▶ _TO DO_: Gather all lines in the entries that include the word "Панель".

▶ _AVAILABLE RECORDS_:
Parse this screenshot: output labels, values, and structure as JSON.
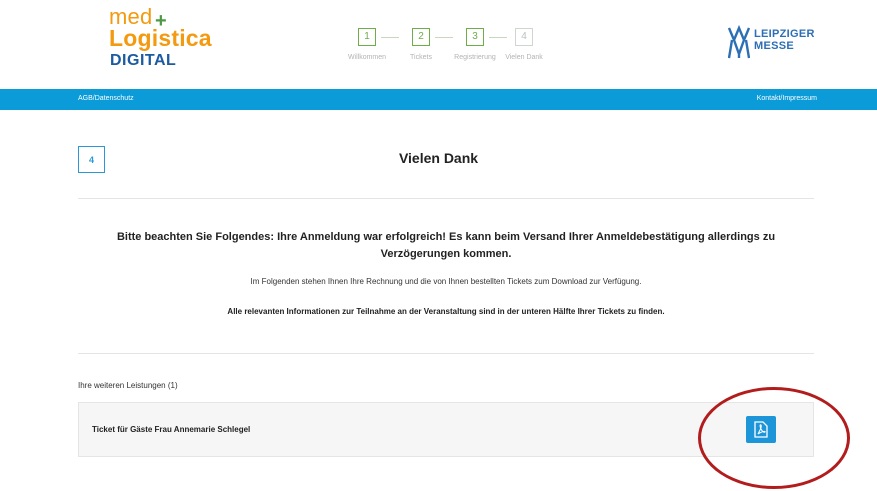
{
  "logo": {
    "line1": "med",
    "plus": "+",
    "line2": "Logistica",
    "line3": "DIGITAL"
  },
  "steps": [
    {
      "num": "1",
      "label": "Willkommen",
      "state": "done"
    },
    {
      "num": "2",
      "label": "Tickets",
      "state": "done"
    },
    {
      "num": "3",
      "label": "Registrierung",
      "state": "done"
    },
    {
      "num": "4",
      "label": "Vielen Dank",
      "state": "inactive"
    }
  ],
  "brand": {
    "line1": "LEIPZIGER",
    "line2": "MESSE"
  },
  "nav": {
    "left_link": "AGB/Datenschutz",
    "right_link": "Kontakt/Impressum"
  },
  "page": {
    "step_number": "4",
    "title": "Vielen Dank",
    "notice": "Bitte beachten Sie Folgendes: Ihre Anmeldung war erfolgreich! Es kann beim Versand Ihrer Anmeldebestätigung allerdings zu Verzögerungen kommen.",
    "info": "Im Folgenden stehen Ihnen Ihre Rechnung und die von Ihnen bestellten Tickets zum Download zur Verfügung.",
    "info_bold": "Alle relevanten Informationen zur Teilnahme an der Veranstaltung sind in der unteren Hälfte Ihrer Tickets zu finden.",
    "services_label": "Ihre weiteren Leistungen (1)",
    "ticket_name": "Ticket für Gäste Frau Annemarie Schlegel"
  },
  "icons": {
    "download": "pdf-icon"
  },
  "colors": {
    "accent": "#0a9bd8",
    "step_active": "#6cae48",
    "highlight": "#b21c1c"
  }
}
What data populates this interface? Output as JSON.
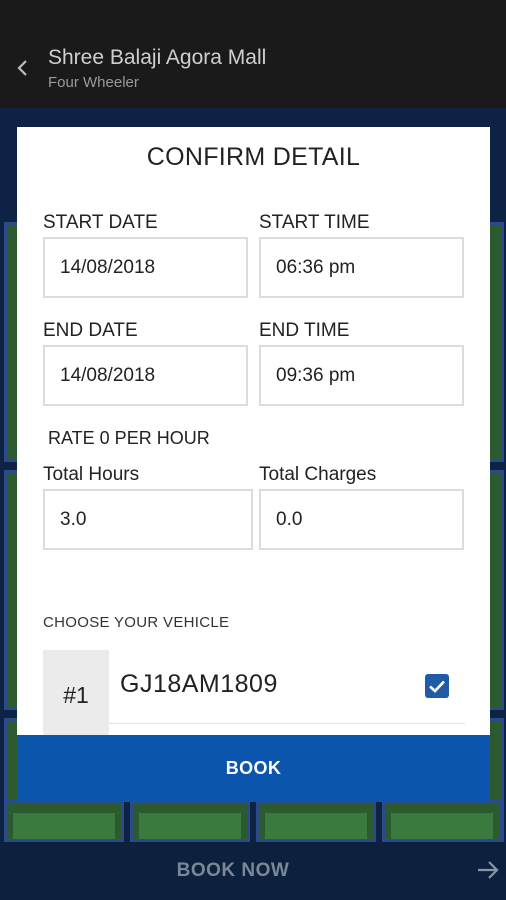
{
  "appbar": {
    "title": "Shree Balaji Agora Mall",
    "subtitle": "Four Wheeler"
  },
  "bottom_bar": {
    "book_now_label": "BOOK NOW"
  },
  "dialog": {
    "title": "CONFIRM DETAIL",
    "start_date_label": "START DATE",
    "start_date_value": "14/08/2018",
    "start_time_label": "START TIME",
    "start_time_value": "06:36 pm",
    "end_date_label": "END DATE",
    "end_date_value": "14/08/2018",
    "end_time_label": "END TIME",
    "end_time_value": "09:36 pm",
    "rate_label": "RATE 0 PER HOUR",
    "total_hours_label": "Total Hours",
    "total_hours_value": "3.0",
    "total_charges_label": "Total Charges",
    "total_charges_value": "0.0",
    "choose_vehicle_label": "CHOOSE YOUR VEHICLE",
    "vehicles": [
      {
        "number": "#1",
        "plate": "GJ18AM1809",
        "selected": true
      }
    ],
    "book_label": "BOOK"
  },
  "colors": {
    "appbar": "#1a1a1a",
    "background": "#0e2244",
    "primary_button": "#0b55ad",
    "checkbox": "#1f5ca8"
  }
}
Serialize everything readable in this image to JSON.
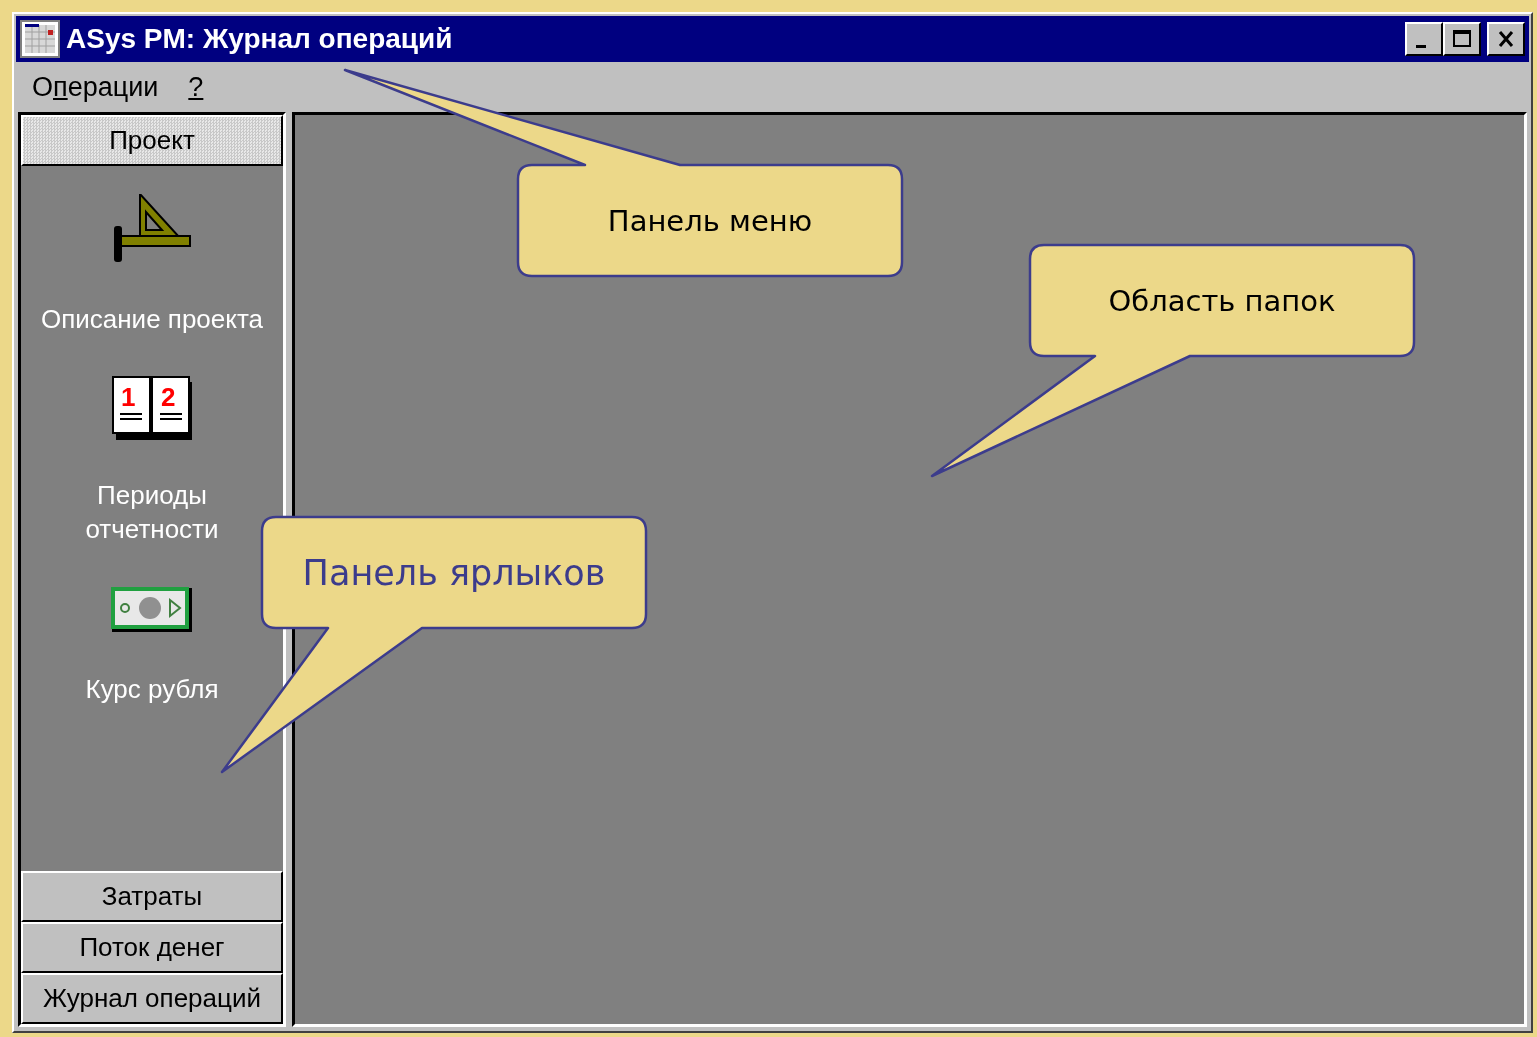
{
  "window": {
    "title": "ASys PM: Журнал операций"
  },
  "menu": [
    {
      "before": "О",
      "key": "п",
      "after": "ерации"
    },
    {
      "key": "?"
    }
  ],
  "sidebar": {
    "groups": [
      {
        "label": "Проект",
        "selected": true
      },
      {
        "label": "Затраты",
        "selected": false
      },
      {
        "label": "Поток денег",
        "selected": false
      },
      {
        "label": "Журнал операций",
        "selected": false
      }
    ],
    "items": [
      {
        "label": "Описание проекта",
        "kind": "ruler"
      },
      {
        "label": "Периоды отчетности",
        "kind": "calendar",
        "icon_digits": [
          "1",
          "2"
        ]
      },
      {
        "label": "Курс рубля",
        "kind": "money"
      }
    ]
  },
  "callouts": [
    {
      "text": "Панель меню",
      "highlighted": false
    },
    {
      "text": "Область папок",
      "highlighted": false
    },
    {
      "text": "Панель ярлыков",
      "highlighted": true
    }
  ]
}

▶ _ANSWER SPACE_:
      "text": "Панель меню",
      "text": "Панель ярлыков",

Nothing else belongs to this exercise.